:: Data listing

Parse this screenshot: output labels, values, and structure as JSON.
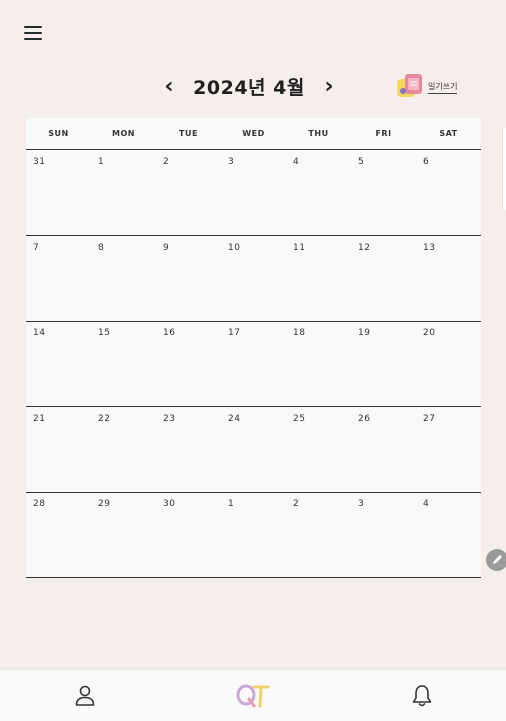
{
  "header": {
    "title": "2024년 4월",
    "prev": "‹",
    "next": "›",
    "diary_label": "일기쓰기"
  },
  "weekdays": [
    "SUN",
    "MON",
    "TUE",
    "WED",
    "THU",
    "FRI",
    "SAT"
  ],
  "weeks": [
    [
      "31",
      "1",
      "2",
      "3",
      "4",
      "5",
      "6"
    ],
    [
      "7",
      "8",
      "9",
      "10",
      "11",
      "12",
      "13"
    ],
    [
      "14",
      "15",
      "16",
      "17",
      "18",
      "19",
      "20"
    ],
    [
      "21",
      "22",
      "23",
      "24",
      "25",
      "26",
      "27"
    ],
    [
      "28",
      "29",
      "30",
      "1",
      "2",
      "3",
      "4"
    ]
  ],
  "icons": {
    "menu": "menu-icon",
    "diary": "diary-icon",
    "edit": "pencil-icon",
    "profile": "profile-icon",
    "home": "qt-logo-icon",
    "notifications": "bell-icon"
  },
  "colors": {
    "background": "#f6eeec",
    "calendar_bg": "#faf8f9",
    "line": "#333333"
  }
}
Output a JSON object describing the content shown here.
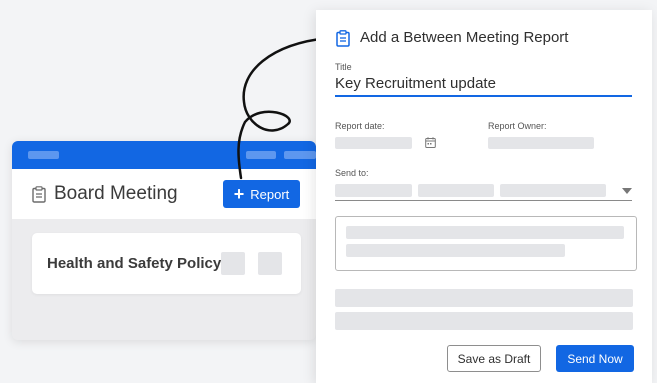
{
  "background_window": {
    "title": "Board Meeting",
    "title_icon": "clipboard-icon",
    "report_button": {
      "label": "Report",
      "icon": "plus-icon"
    },
    "agenda_item": {
      "label": "Health and Safety Policy"
    }
  },
  "panel": {
    "title": "Add a Between Meeting Report",
    "title_icon": "clipboard-icon",
    "fields": {
      "title_label": "Title",
      "title_value": "Key Recruitment update",
      "report_date_label": "Report date:",
      "report_owner_label": "Report Owner:",
      "send_to_label": "Send to:"
    },
    "buttons": {
      "save_draft": "Save as Draft",
      "send_now": "Send Now"
    }
  },
  "colors": {
    "accent": "#1267e3",
    "placeholder": "#e4e5e8"
  }
}
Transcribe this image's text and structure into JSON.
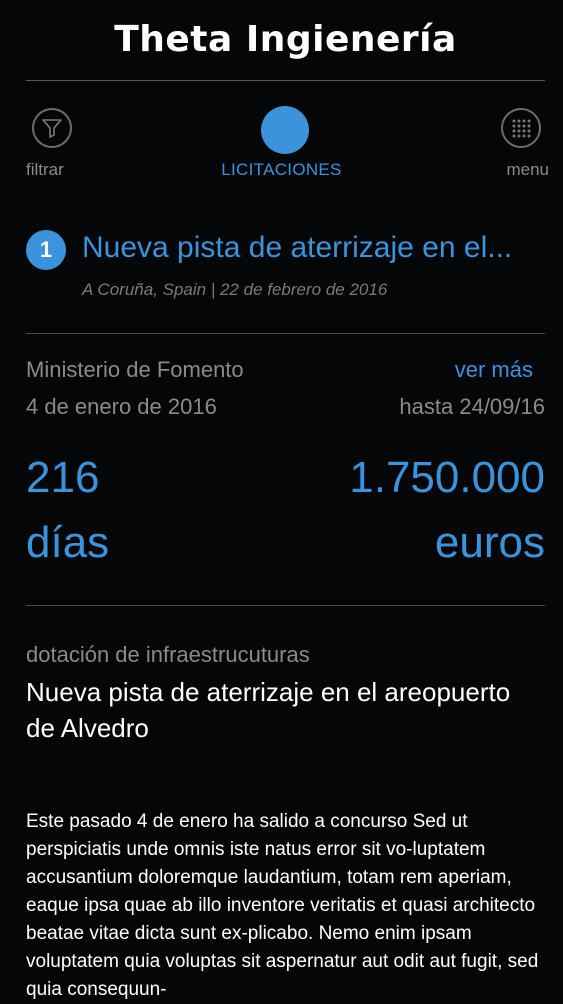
{
  "app": {
    "title": "Theta Ingienería"
  },
  "nav": {
    "filter_label": "filtrar",
    "tab_label": "LICITACIONES",
    "menu_label": "menu",
    "filter_icon": "funnel-icon",
    "menu_icon": "grid-dots-icon"
  },
  "item": {
    "number": "1",
    "title": "Nueva pista de aterrizaje en el...",
    "meta": "A Coruña, Spain | 22 de febrero de 2016",
    "organization": "Ministerio de Fomento",
    "more_link": "ver más",
    "start_date": "4 de enero de 2016",
    "deadline": "hasta 24/09/16",
    "days_value": "216",
    "days_unit": "días",
    "amount_value": "1.750.000",
    "amount_unit": "euros"
  },
  "detail": {
    "category": "dotación de infraestrucuturas",
    "headline": "Nueva pista de aterrizaje en el areopuerto de Alvedro",
    "body": "Este pasado 4 de enero ha salido a concurso Sed ut perspiciatis unde omnis iste natus error sit vo-luptatem accusantium doloremque laudantium, totam rem aperiam, eaque ipsa quae ab illo inventore veritatis et quasi architecto beatae vitae dicta sunt ex-plicabo. Nemo enim ipsam voluptatem quia voluptas sit aspernatur aut odit aut fugit, sed quia consequun-"
  },
  "colors": {
    "accent": "#3a93db",
    "background": "#050608",
    "muted": "#8a8a8a"
  }
}
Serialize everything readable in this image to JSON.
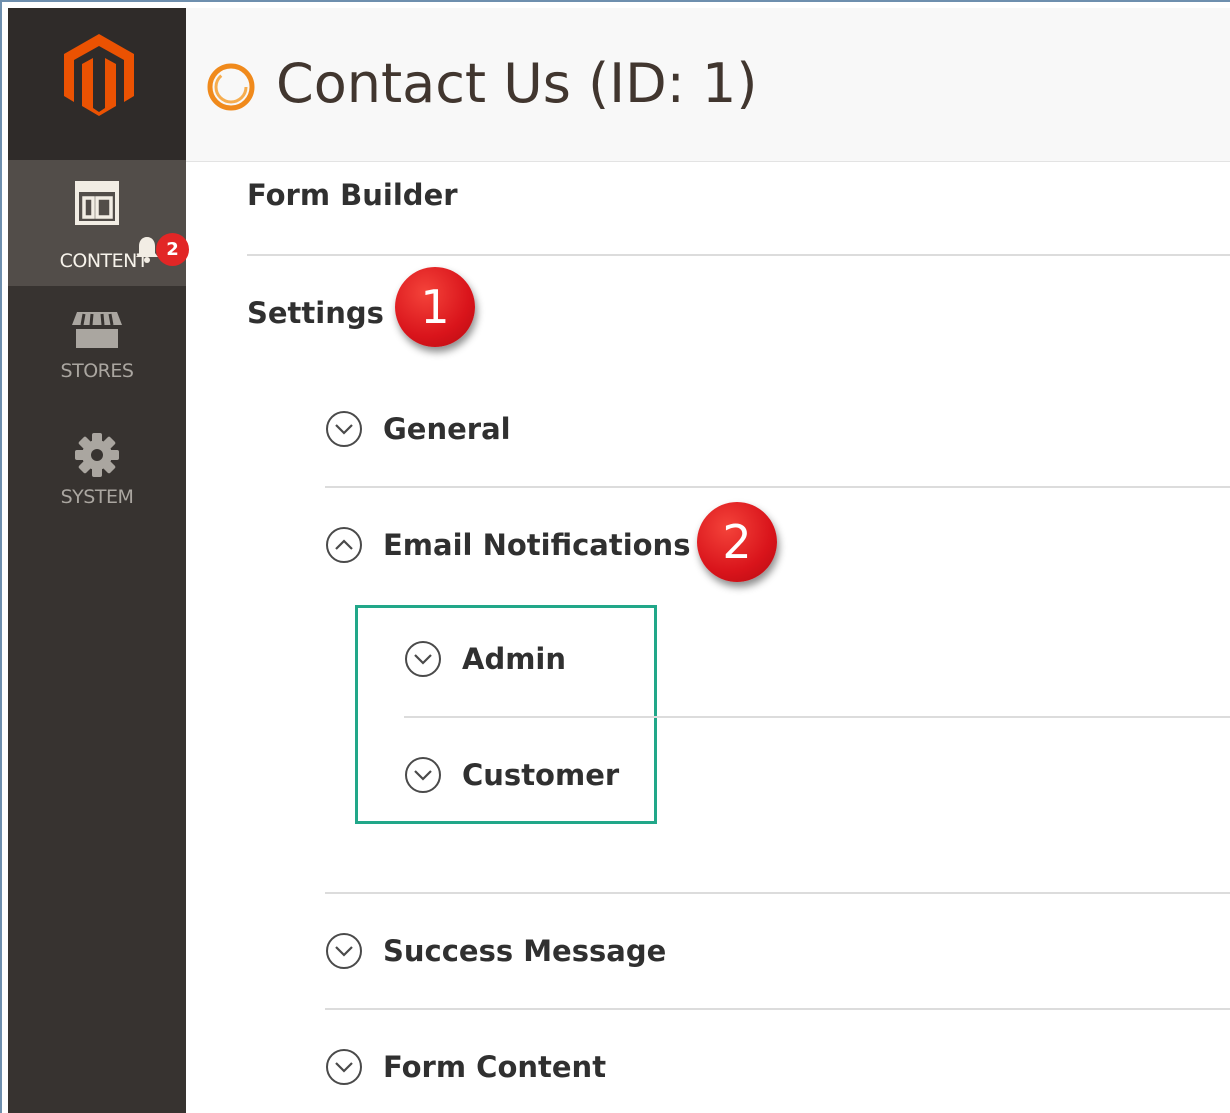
{
  "sidebar": {
    "items": [
      {
        "label": "CONTENT",
        "badge": "2"
      },
      {
        "label": "STORES"
      },
      {
        "label": "SYSTEM"
      }
    ]
  },
  "header": {
    "title": "Contact Us (ID: 1)"
  },
  "main": {
    "form_builder": "Form Builder",
    "settings": "Settings",
    "sections": [
      {
        "label": "General"
      },
      {
        "label": "Email Notifications"
      },
      {
        "label": "Admin"
      },
      {
        "label": "Customer"
      },
      {
        "label": "Success Message"
      },
      {
        "label": "Form Content"
      }
    ]
  },
  "callouts": [
    "1",
    "2"
  ],
  "colors": {
    "sidebar_bg": "#373330",
    "sidebar_active": "#524d49",
    "magento_orange": "#eb5202",
    "highlight_green": "#21a789",
    "callout_red": "#d9141b"
  }
}
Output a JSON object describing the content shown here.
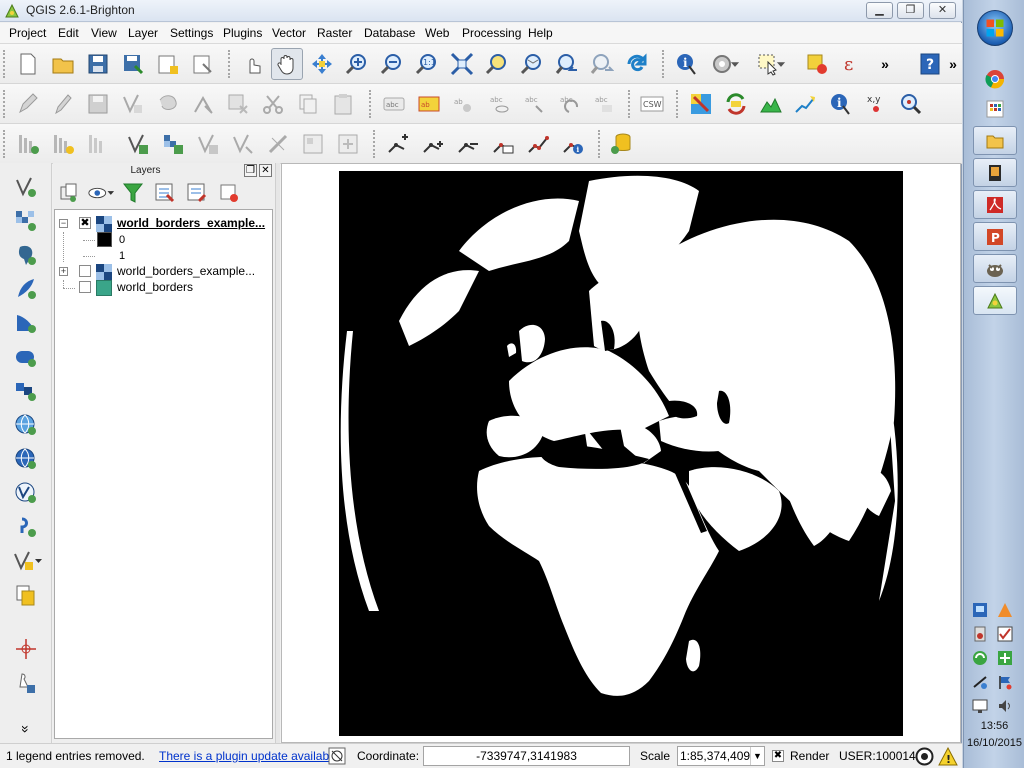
{
  "window": {
    "title": "QGIS 2.6.1-Brighton",
    "min_glyph": "▁",
    "max_glyph": "❐",
    "close_glyph": "✕"
  },
  "menu": [
    "Project",
    "Edit",
    "View",
    "Layer",
    "Settings",
    "Plugins",
    "Vector",
    "Raster",
    "Database",
    "Web",
    "Processing",
    "Help"
  ],
  "toolbar_more": "»",
  "layers_panel": {
    "title": "Layers",
    "float_glyph": "❐",
    "close_glyph": "✕",
    "tree": [
      {
        "name": "world_borders_example...",
        "checked": true,
        "expanded": true,
        "bold": true,
        "legend": [
          {
            "label": "0",
            "color": "#000000"
          },
          {
            "label": "1",
            "color": "#ffffff"
          }
        ]
      },
      {
        "name": "world_borders_example...",
        "checked": false,
        "expanded": false,
        "bold": false
      },
      {
        "name": "world_borders",
        "checked": false,
        "color": "#3aa589"
      }
    ],
    "check_glyph": "✖",
    "expanded_glyph": "−",
    "collapsed_glyph": "+"
  },
  "statusbar": {
    "message": "1 legend entries removed.",
    "plugin_link": "There is a plugin update available",
    "coordinate_label": "Coordinate:",
    "coordinate_value": "-7339747,3141983",
    "scale_label": "Scale",
    "scale_value": "1:85,374,409",
    "scale_arrow": "▼",
    "render_label": "Render",
    "render_glyph": "✖",
    "crs": "USER:100014"
  },
  "dock_more": "»",
  "taskbar": {
    "time": "13:56",
    "date": "16/10/2015"
  },
  "colors": {
    "map_background": "#000000",
    "land": "#ffffff",
    "link": "#0033cc"
  }
}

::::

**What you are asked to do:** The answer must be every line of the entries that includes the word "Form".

**Result of this exercise:**
    "form_builder": "Form Builder",
        "label": "Form Content"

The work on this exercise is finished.